When Sleep Grinds to a Halt
Prevention & Treatment Is the teeth grinding of sleep-related bruxism getting in the way of your rest?
Sleep-related bruxism is a common sleep disorder that involves regular or frequent tooth grinding sounds that occur during sleep. These sounds can be unpleasant and disturbing to both you and your bed partner. The grinding also can be loud, which can cause brief arousals from sleep.
A common sign of sleep bruxism is abnormal tooth wear. Other warning signs include jaw muscle pain or jaw locking in the morning. Many people who have sleep bruxism also have painful morning headaches. Most normal sleepers have occasional jaw muscle contractions during sleep. However, these contractions are more frequent and more intense in people who have sleep bruxism. A person with severe sleep bruxism has more than four episodes of jaw muscle contraction per hour of sleep.
“Untreated sleep apnea increases your risk for damaging health problems such as high blood pressure, heart disease and stroke.”
Sleep bruxism is most common during childhood, occurring in about 14 to 17 percent of children. It occurs in less than 10 percent of adults, affecting men and women equally. In some adults, sleep bruxism may be related to stress or anxiety.
Sleep bruxism also is common in people who have obstructive sleep apnea, which is a chronic disease that involves repetitive episodes of complete or partial upper airway obstruction during sleep. Untreated sleep apnea increases your risk for damaging health problems such as high blood pressure, heart disease and stroke.
Sleep bruxism is commonly treated with an occlusal splint. This is a mouth guard that is custom-fit by a dentist. It protects your teeth and reduces the sound of tooth grinding while you sleep. Cognitive behavioral therapy techniques, such as muscle relaxation, may also help reduce episodes of sleep bruxism.
If your doctor determines that you have sleep apnea, then one treatment option is to get an oral appliance that is custom-fit by a qualified dentist. It supports the jaw in a forward position to help maintain an open upper airway during sleep. In addition to treating sleep apnea, oral appliance therapy may reduce sleep bruxism in people who have both problems.

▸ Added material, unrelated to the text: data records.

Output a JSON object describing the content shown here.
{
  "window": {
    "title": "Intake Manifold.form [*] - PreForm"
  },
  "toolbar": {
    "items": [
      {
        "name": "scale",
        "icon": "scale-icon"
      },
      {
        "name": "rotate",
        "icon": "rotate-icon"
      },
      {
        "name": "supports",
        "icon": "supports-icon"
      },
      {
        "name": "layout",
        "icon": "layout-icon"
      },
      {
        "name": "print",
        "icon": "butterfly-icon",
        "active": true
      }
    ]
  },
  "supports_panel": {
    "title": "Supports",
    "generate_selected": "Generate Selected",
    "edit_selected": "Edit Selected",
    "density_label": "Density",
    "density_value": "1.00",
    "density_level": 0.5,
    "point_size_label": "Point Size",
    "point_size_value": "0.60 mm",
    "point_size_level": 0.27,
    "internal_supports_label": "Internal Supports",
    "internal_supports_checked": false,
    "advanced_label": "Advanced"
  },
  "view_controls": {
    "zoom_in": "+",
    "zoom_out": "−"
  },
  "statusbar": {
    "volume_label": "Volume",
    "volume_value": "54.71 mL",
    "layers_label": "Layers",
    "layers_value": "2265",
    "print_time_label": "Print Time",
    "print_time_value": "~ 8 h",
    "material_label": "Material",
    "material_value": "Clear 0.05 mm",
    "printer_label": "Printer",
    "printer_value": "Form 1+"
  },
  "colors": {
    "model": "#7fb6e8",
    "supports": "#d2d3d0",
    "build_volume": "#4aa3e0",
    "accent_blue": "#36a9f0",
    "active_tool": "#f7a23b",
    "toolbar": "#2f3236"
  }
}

Talk to your dentist if you are concerned that you or your bed partner may have sleep bruxism because getting help is good for your teeth and your sleep.